1. Bayern Munich’s new driving force
If Bayern are the classic steam locomotive powering majestically on towards Bundesliga and Champions League glory, the role of fireman, the man who shovels in the coal, very much has passed to Chilean big beast, Arturo Vidal.
Whether deployed as the midfield enforcer or further forward in the engine room, the heavily-tatooed Latino has developed of late into the team’s indispensable keeper of the flame, resolute, dynamic, creative and decisive, scoring in both legs of the Champions League quarter-final victory over Benfica and providing a goal and an assist in Saturday’s 3-0 romp against Schalke at the Allianz-Arena.
Vidal, bought for a cool 37 million euros last summer from Juventus, took a long while to settle in Bavaria, hampered by his own impatience and incomplete pre-season due to Copa America commitments. But certainly is making up for lost time now. He must watch his step, though. In a recent game in Stuttgart, he committed so many fouls in quick succession that he was substituted after just 26 minutes. Hauled off before being sent-off.
“Arturo naturally will never lay down, but it was the right decision to withdraw him,” opined Bayern director of sport, Matthias Sammer.
2. ‘Neverkusen no more
Infamous for stumbling in the final few weeks of a season, Leverkusen finally appear to have found a cure for their usual springtime insomnia, winning five consecutive games – the latest coming on Saturday courtesy of a comfortable 3-0 victory over a hapless Frankfurt – not conceding a goal in 483 minutes and leaping into the automatic Champions League qualifying spots.
Only high-flying Bayern and Dortmund have accumulated more points in the Spring Championship so far and unlike their closest rivals (Hertha Berlin, Gladbach, Wolfsburg, Schalke and Mainz) who all lost at the weekend, the Werkself have the all-important momentum.
Hats off to coach, Roger Schmidt for seeing the light, for swopping the chaos and frenzy of full-on attack for an approach more reliant on control and defensive solidity.
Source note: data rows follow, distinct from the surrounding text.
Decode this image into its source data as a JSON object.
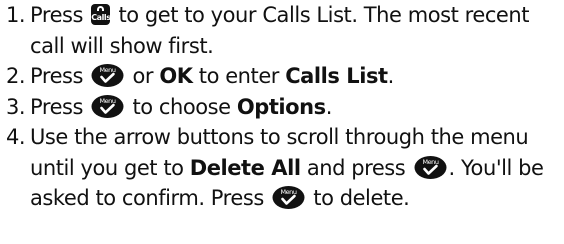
{
  "steps": [
    {
      "number": "1.",
      "calls_icon_label": "Calls",
      "parts": {
        "a": "Press",
        "b": "to get to your Calls List. The most recent call will show first."
      }
    },
    {
      "number": "2.",
      "parts": {
        "a": "Press",
        "b": "or",
        "ok": "OK",
        "c": "to enter",
        "calls_list": "Calls List",
        "d": "."
      }
    },
    {
      "number": "3.",
      "parts": {
        "a": "Press",
        "b": "to choose",
        "options": "Options",
        "c": "."
      }
    },
    {
      "number": "4.",
      "parts": {
        "a": "Use the arrow buttons to scroll through the menu until you get to",
        "delete_all": "Delete All",
        "b": "and press",
        "c": ". You'll be asked to confirm. Press",
        "d": "to delete."
      }
    }
  ],
  "icons": {
    "menu_ok": "menu-ok-key-icon",
    "calls": "calls-key-icon",
    "menu_label": "Menu"
  }
}
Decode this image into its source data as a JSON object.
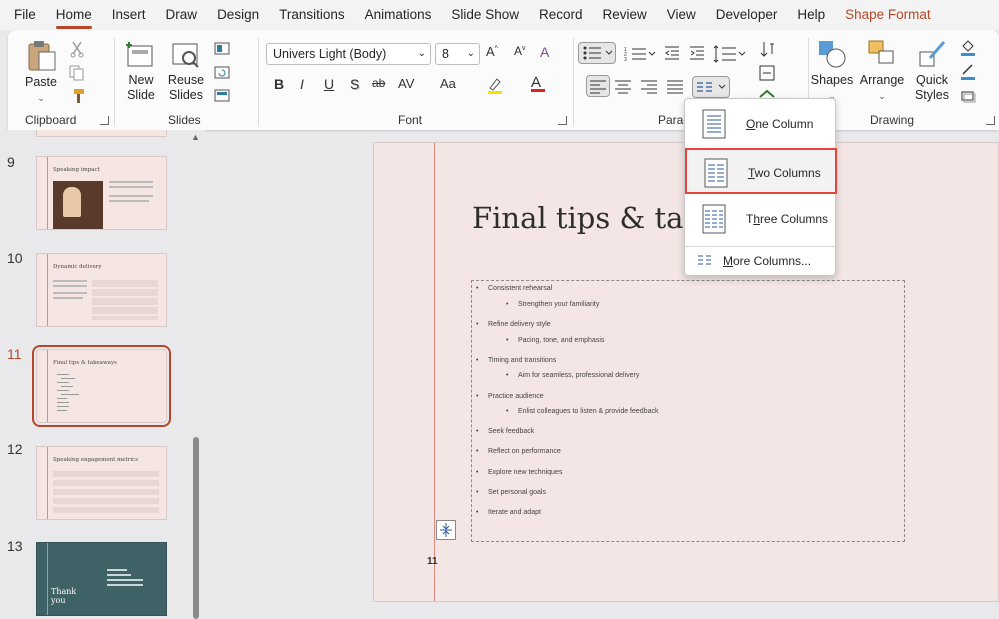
{
  "menu": {
    "items": [
      "File",
      "Home",
      "Insert",
      "Draw",
      "Design",
      "Transitions",
      "Animations",
      "Slide Show",
      "Record",
      "Review",
      "View",
      "Developer",
      "Help",
      "Shape Format"
    ]
  },
  "ribbon": {
    "clipboard": {
      "label": "Clipboard",
      "paste": "Paste"
    },
    "slides": {
      "label": "Slides",
      "new_slide_1": "New",
      "new_slide_2": "Slide",
      "reuse_1": "Reuse",
      "reuse_2": "Slides"
    },
    "font": {
      "label": "Font",
      "font_name": "Univers Light (Body)",
      "font_size": "8",
      "bold": "B",
      "italic": "I",
      "underline": "U",
      "shadow": "S",
      "strike": "ab",
      "spacing": "AV",
      "case": "Aa"
    },
    "paragraph": {
      "label": "Paragr"
    },
    "drawing": {
      "label": "Drawing",
      "shapes": "Shapes",
      "arrange": "Arrange",
      "quick_styles_1": "Quick",
      "quick_styles_2": "Styles"
    }
  },
  "thumbnails": [
    {
      "num": "9",
      "title": "Speaking impact"
    },
    {
      "num": "10",
      "title": "Dynamic delivery"
    },
    {
      "num": "11",
      "title": "Final tips & takeaways"
    },
    {
      "num": "12",
      "title": "Speaking engagement metrics"
    },
    {
      "num": "13",
      "title": "Thank you"
    }
  ],
  "slide": {
    "title": "Final tips & take",
    "number": "11",
    "bullets": [
      {
        "text": "Consistent rehearsal",
        "level": 1
      },
      {
        "text": "Strengthen your familiarity",
        "level": 2
      },
      {
        "text": "Refine delivery style",
        "level": 1
      },
      {
        "text": "Pacing, tone, and emphasis",
        "level": 2
      },
      {
        "text": "Timing and transitions",
        "level": 1
      },
      {
        "text": "Aim for seamless, professional delivery",
        "level": 2
      },
      {
        "text": "Practice audience",
        "level": 1
      },
      {
        "text": "Enlist colleagues to listen & provide feedback",
        "level": 2
      },
      {
        "text": "Seek feedback",
        "level": 1
      },
      {
        "text": "Reflect on performance",
        "level": 1
      },
      {
        "text": "Explore new techniques",
        "level": 1
      },
      {
        "text": "Set personal goals",
        "level": 1
      },
      {
        "text": "Iterate and adapt",
        "level": 1
      }
    ]
  },
  "columns_menu": {
    "one": {
      "key": "O",
      "rest": "ne Column"
    },
    "two": {
      "key": "T",
      "rest": "wo Columns"
    },
    "three_pre": "T",
    "three_key": "h",
    "three_rest": "ree Columns",
    "more_key": "M",
    "more_rest": "ore Columns..."
  },
  "colors": {
    "accent": "#b7472a",
    "highlight_border": "#e5453b",
    "slide_bg": "#f4e6e4",
    "dark_thumb": "#3f6267"
  }
}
A case of compromise cutting through.
3. Decision day looms for Horn
Nerves will be jangling for the next few days in Köln as Germany Under 21 keeper, Timo Horn, weighs up his stick-or-twist options. While the youngster is under contract until 2019, a release clause in his current deal allows him to leave for a cut-price nine million euros during a short end-of-term window, which is rumoured to run out at the end of this month.
Liverpool scouts have been taking notes on almost a weekly basis and though Köln general manager, Jörg Schmadtke, says he is confident of keeping him on board, Horn is desperate to play in European club competitions and knows all too well he would need divine intervention for that to happen at the Müngersdorfer.
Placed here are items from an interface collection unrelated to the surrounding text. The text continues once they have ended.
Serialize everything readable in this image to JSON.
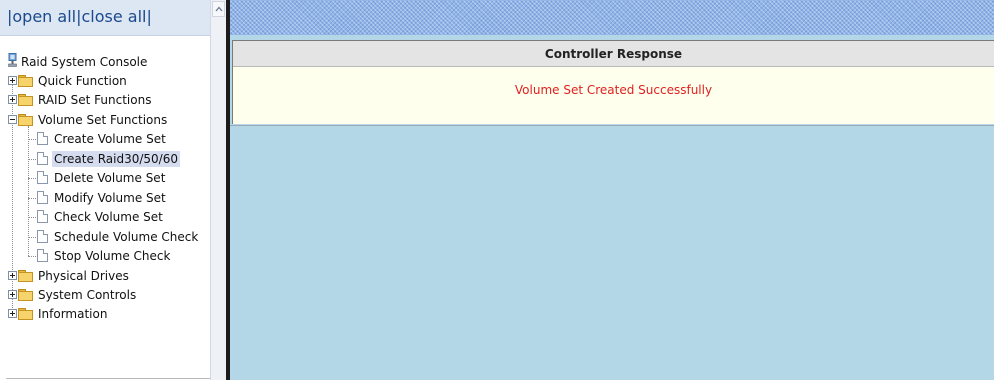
{
  "toolbar": {
    "bar1": "|",
    "open_all": "open all",
    "bar2": "|",
    "close_all": "close all",
    "bar3": "|"
  },
  "tree": {
    "root": "Raid System Console",
    "quick_function": "Quick Function",
    "raid_set_functions": "RAID Set Functions",
    "volume_set_functions": "Volume Set Functions",
    "volume_children": [
      "Create Volume Set",
      "Create Raid30/50/60",
      "Delete Volume Set",
      "Modify Volume Set",
      "Check Volume Set",
      "Schedule Volume Check",
      "Stop Volume Check"
    ],
    "selected": "Create Raid30/50/60",
    "physical_drives": "Physical Drives",
    "system_controls": "System Controls",
    "information": "Information"
  },
  "response": {
    "header": "Controller Response",
    "message": "Volume Set Created Successfully",
    "message_color": "#e02020"
  },
  "icons": {
    "root": "network-computer-icon",
    "folder": "folder-icon",
    "page": "document-icon",
    "expand": "expand-plus-icon",
    "collapse": "collapse-minus-icon"
  }
}
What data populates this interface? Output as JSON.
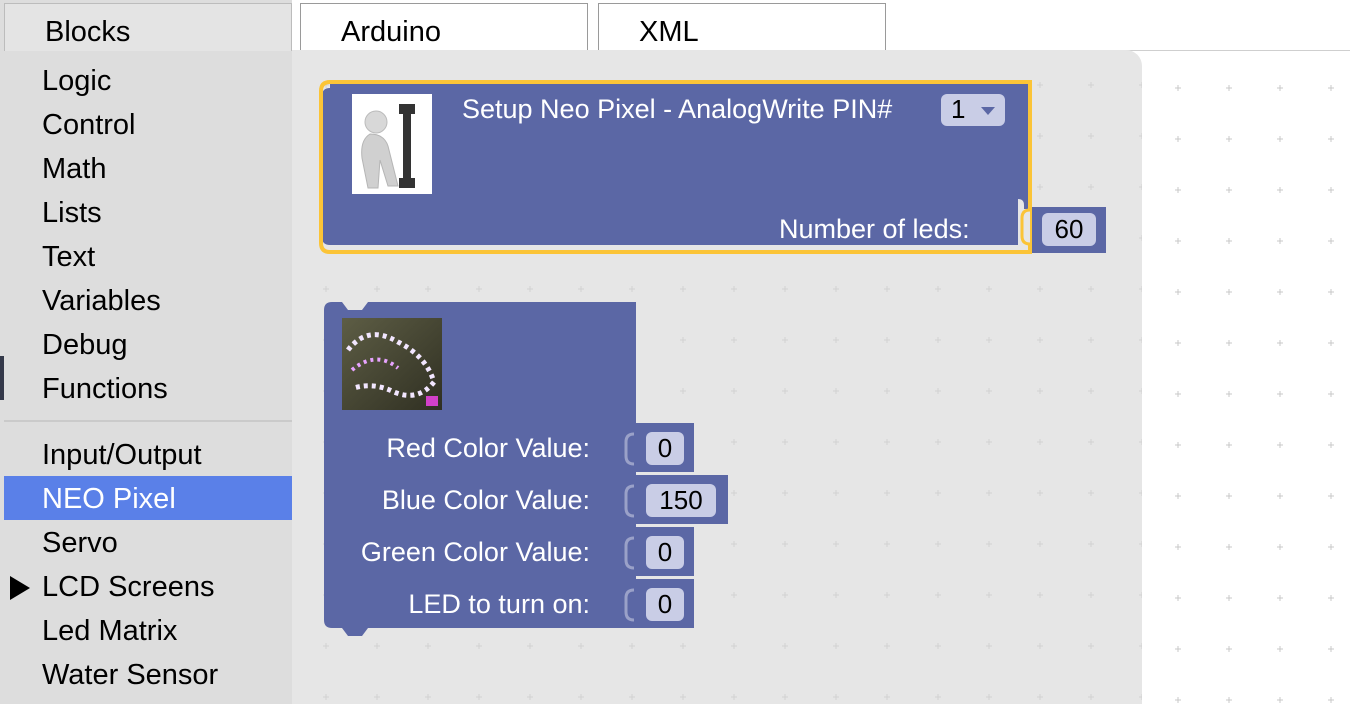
{
  "tabs": [
    {
      "label": "Blocks"
    },
    {
      "label": "Arduino"
    },
    {
      "label": "XML"
    }
  ],
  "toolbox": {
    "categories": [
      {
        "label": "Logic"
      },
      {
        "label": "Control"
      },
      {
        "label": "Math"
      },
      {
        "label": "Lists"
      },
      {
        "label": "Text"
      },
      {
        "label": "Variables"
      },
      {
        "label": "Debug"
      },
      {
        "label": "Functions"
      },
      {
        "label": "Input/Output"
      },
      {
        "label": "NEO Pixel",
        "selected": true
      },
      {
        "label": "Servo"
      },
      {
        "label": "LCD Screens",
        "expandable": true
      },
      {
        "label": "Led Matrix"
      },
      {
        "label": "Water Sensor"
      }
    ]
  },
  "setup_block": {
    "title": "Setup Neo Pixel - AnalogWrite PIN#",
    "pin_value": "1",
    "leds_label": "Number of leds:",
    "leds_value": "60",
    "icon": "person-wrench-icon"
  },
  "color_block": {
    "icon": "led-strip-photo",
    "red_label": "Red Color Value:",
    "red_value": "0",
    "blue_label": "Blue Color Value:",
    "blue_value": "150",
    "green_label": "Green Color Value:",
    "green_value": "0",
    "led_label": "LED to turn on:",
    "led_value": "0"
  },
  "colors": {
    "block": "#5b67a5",
    "selected_outline": "#fbc437",
    "selected_category": "#5a80e8",
    "workspace": "#e6e6e6"
  }
}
4. Hots for Hasenhüttl
Ingolstadt’s upwardly mobile coach, Ralph Hasenhüttl, probably is just four games away from the Audi-Sportspark exit.
After three excellent seasons in charge of the ‘Schanzer’ – taking them from the bottom of the second division to elite respectability – the 48-year-old Austrian apparently thinks he has nothing left to prove at the once-unfashionable Bavarians and is reported to have held talks with RB Leipzig, the nouveaux-riches easterners who stand on the verge of promotion to the German top-flight.
Nor are RBL alone in their pursuit of the catenaccio king. Unidentified Bundesliga and overseas outfits are in the hunt too. And despite being under contract to FCI until 2017, Hasenhüttl is perfectly happy to come clean about the state of play.
“I don’t know why people always link me with RB,” he said. “Other clubs have spoken to me.”
5. Fans: the good and the bad
In a weekend when a group of Köln ultras again turned ugly, going on the rampage in Mainz, the other side of the supporter coin was provided by followers of Werder Bremen.
Frustrated by their side’s relegation woes, the Green-and-White faithful could have turned up for Saturday’s home clash with Wolfsburg in sullen, depressed mood. But instead chose to emphatically get behind their boys, setting the tone a couple of hours before kick-off by waiting en masse to greet the approaching Werder team bus, pumping up the volume and singing their own version of the Oasis tune, Wonderwall.
“The atmosphere created here today was enormously helpful to us,” declared Bremen coach, Viktor Skripnik after his side’s morale-boosting 3-2 win.
“The support we had was crazy. It gave our performance extra percentage points.”
Werder remain in the bottom-three. However where there’s life, there’s hope.